Dust provides ecosystem-sustaining nutrients to landscapes underlain by intensively weathered soils. Here we show that dust may also be crucial in montane forest ecosystems, dominating nutrient budgets despite continuous replacement of depleted soils with fresh bedrock via erosion. Strontium and neodymium isotopes in modern dust show that Asian sources contribute 18-45% of dust deposition across our Sierra Nevada, California study sites. The remaining dust originates regionally from the nearby Central Valley. Measured dust fluxes are greater than or equal to modern erosional outputs from hillslopes to channels, and account for 10-20% of estimated millennial-average inputs of bedrock P. Our results demonstrate that exogenic dust can drive the evolution of nutrient budgets in montane ecosystems, with implications for predicting forest response to changes in climate and land use.
Aciego, S. M., Riebe, C. S., Hart, S. C., Blakowski, M. A., Carey, C. J., Aarons, S. M., Dove, N. C., Botthoff, J. K., Sims, K. W. W., Aronson, E. L. (2017) Dust outpaces bedrock in nutrient supply to montane forest ecosystems.

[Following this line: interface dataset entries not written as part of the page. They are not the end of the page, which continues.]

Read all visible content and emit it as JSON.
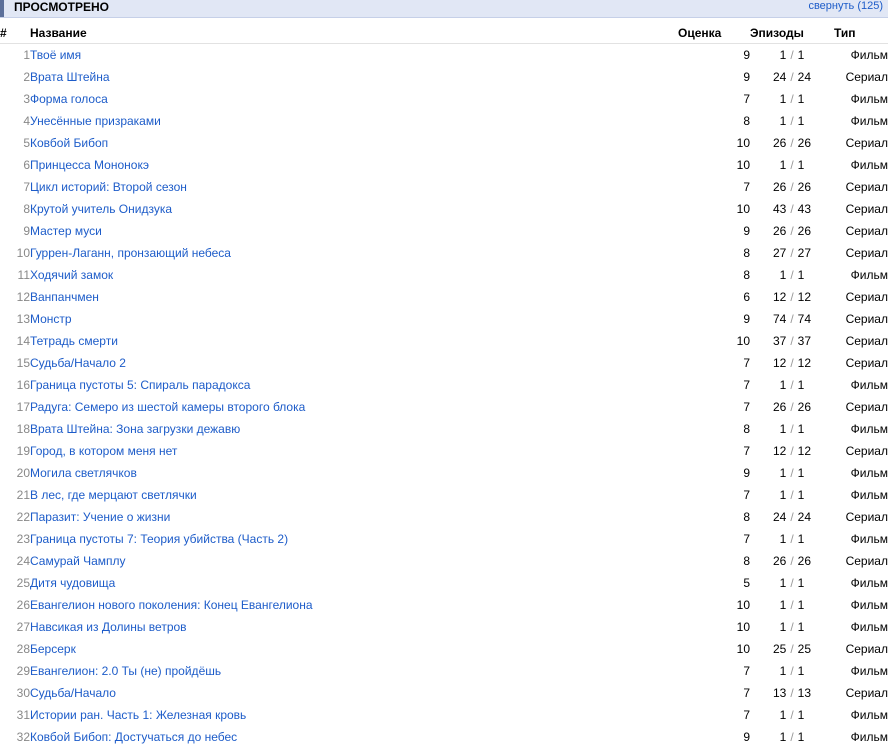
{
  "header": {
    "title": "ПРОСМОТРЕНО",
    "collapse_label": "свернуть",
    "count": "(125)"
  },
  "columns": {
    "num": "#",
    "name": "Название",
    "score": "Оценка",
    "episodes": "Эпизоды",
    "type": "Тип"
  },
  "rows": [
    {
      "n": "1",
      "name": "Твоё имя",
      "score": "9",
      "ep_done": "1",
      "ep_total": "1",
      "type": "Фильм"
    },
    {
      "n": "2",
      "name": "Врата Штейна",
      "score": "9",
      "ep_done": "24",
      "ep_total": "24",
      "type": "Сериал"
    },
    {
      "n": "3",
      "name": "Форма голоса",
      "score": "7",
      "ep_done": "1",
      "ep_total": "1",
      "type": "Фильм"
    },
    {
      "n": "4",
      "name": "Унесённые призраками",
      "score": "8",
      "ep_done": "1",
      "ep_total": "1",
      "type": "Фильм"
    },
    {
      "n": "5",
      "name": "Ковбой Бибоп",
      "score": "10",
      "ep_done": "26",
      "ep_total": "26",
      "type": "Сериал"
    },
    {
      "n": "6",
      "name": "Принцесса Мононокэ",
      "score": "10",
      "ep_done": "1",
      "ep_total": "1",
      "type": "Фильм"
    },
    {
      "n": "7",
      "name": "Цикл историй: Второй сезон",
      "score": "7",
      "ep_done": "26",
      "ep_total": "26",
      "type": "Сериал"
    },
    {
      "n": "8",
      "name": "Крутой учитель Онидзука",
      "score": "10",
      "ep_done": "43",
      "ep_total": "43",
      "type": "Сериал"
    },
    {
      "n": "9",
      "name": "Мастер муси",
      "score": "9",
      "ep_done": "26",
      "ep_total": "26",
      "type": "Сериал"
    },
    {
      "n": "10",
      "name": "Гуррен-Лаганн, пронзающий небеса",
      "score": "8",
      "ep_done": "27",
      "ep_total": "27",
      "type": "Сериал"
    },
    {
      "n": "11",
      "name": "Ходячий замок",
      "score": "8",
      "ep_done": "1",
      "ep_total": "1",
      "type": "Фильм"
    },
    {
      "n": "12",
      "name": "Ванпанчмен",
      "score": "6",
      "ep_done": "12",
      "ep_total": "12",
      "type": "Сериал"
    },
    {
      "n": "13",
      "name": "Монстр",
      "score": "9",
      "ep_done": "74",
      "ep_total": "74",
      "type": "Сериал"
    },
    {
      "n": "14",
      "name": "Тетрадь смерти",
      "score": "10",
      "ep_done": "37",
      "ep_total": "37",
      "type": "Сериал"
    },
    {
      "n": "15",
      "name": "Судьба/Начало 2",
      "score": "7",
      "ep_done": "12",
      "ep_total": "12",
      "type": "Сериал"
    },
    {
      "n": "16",
      "name": "Граница пустоты 5: Спираль парадокса",
      "score": "7",
      "ep_done": "1",
      "ep_total": "1",
      "type": "Фильм"
    },
    {
      "n": "17",
      "name": "Радуга: Семеро из шестой камеры второго блока",
      "score": "7",
      "ep_done": "26",
      "ep_total": "26",
      "type": "Сериал"
    },
    {
      "n": "18",
      "name": "Врата Штейна: Зона загрузки дежавю",
      "score": "8",
      "ep_done": "1",
      "ep_total": "1",
      "type": "Фильм"
    },
    {
      "n": "19",
      "name": "Город, в котором меня нет",
      "score": "7",
      "ep_done": "12",
      "ep_total": "12",
      "type": "Сериал"
    },
    {
      "n": "20",
      "name": "Могила светлячков",
      "score": "9",
      "ep_done": "1",
      "ep_total": "1",
      "type": "Фильм"
    },
    {
      "n": "21",
      "name": "В лес, где мерцают светлячки",
      "score": "7",
      "ep_done": "1",
      "ep_total": "1",
      "type": "Фильм"
    },
    {
      "n": "22",
      "name": "Паразит: Учение о жизни",
      "score": "8",
      "ep_done": "24",
      "ep_total": "24",
      "type": "Сериал"
    },
    {
      "n": "23",
      "name": "Граница пустоты 7: Теория убийства (Часть 2)",
      "score": "7",
      "ep_done": "1",
      "ep_total": "1",
      "type": "Фильм"
    },
    {
      "n": "24",
      "name": "Самурай Чамплу",
      "score": "8",
      "ep_done": "26",
      "ep_total": "26",
      "type": "Сериал"
    },
    {
      "n": "25",
      "name": "Дитя чудовища",
      "score": "5",
      "ep_done": "1",
      "ep_total": "1",
      "type": "Фильм"
    },
    {
      "n": "26",
      "name": "Евангелион нового поколения: Конец Евангелиона",
      "score": "10",
      "ep_done": "1",
      "ep_total": "1",
      "type": "Фильм"
    },
    {
      "n": "27",
      "name": "Навсикая из Долины ветров",
      "score": "10",
      "ep_done": "1",
      "ep_total": "1",
      "type": "Фильм"
    },
    {
      "n": "28",
      "name": "Берсерк",
      "score": "10",
      "ep_done": "25",
      "ep_total": "25",
      "type": "Сериал"
    },
    {
      "n": "29",
      "name": "Евангелион: 2.0 Ты (не) пройдёшь",
      "score": "7",
      "ep_done": "1",
      "ep_total": "1",
      "type": "Фильм"
    },
    {
      "n": "30",
      "name": "Судьба/Начало",
      "score": "7",
      "ep_done": "13",
      "ep_total": "13",
      "type": "Сериал"
    },
    {
      "n": "31",
      "name": "Истории ран. Часть 1: Железная кровь",
      "score": "7",
      "ep_done": "1",
      "ep_total": "1",
      "type": "Фильм"
    },
    {
      "n": "32",
      "name": "Ковбой Бибоп: Достучаться до небес",
      "score": "9",
      "ep_done": "1",
      "ep_total": "1",
      "type": "Фильм"
    }
  ]
}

Nature Communications, V.8, article number:14800. DOI: 10.1038/ncomms14800This material is based upon work supported by the National Science Foundation under Grant No. 1541047. Opinions, findings, conclusions or recommendations expressed are those of the authors and do not reflect the views of the NSF.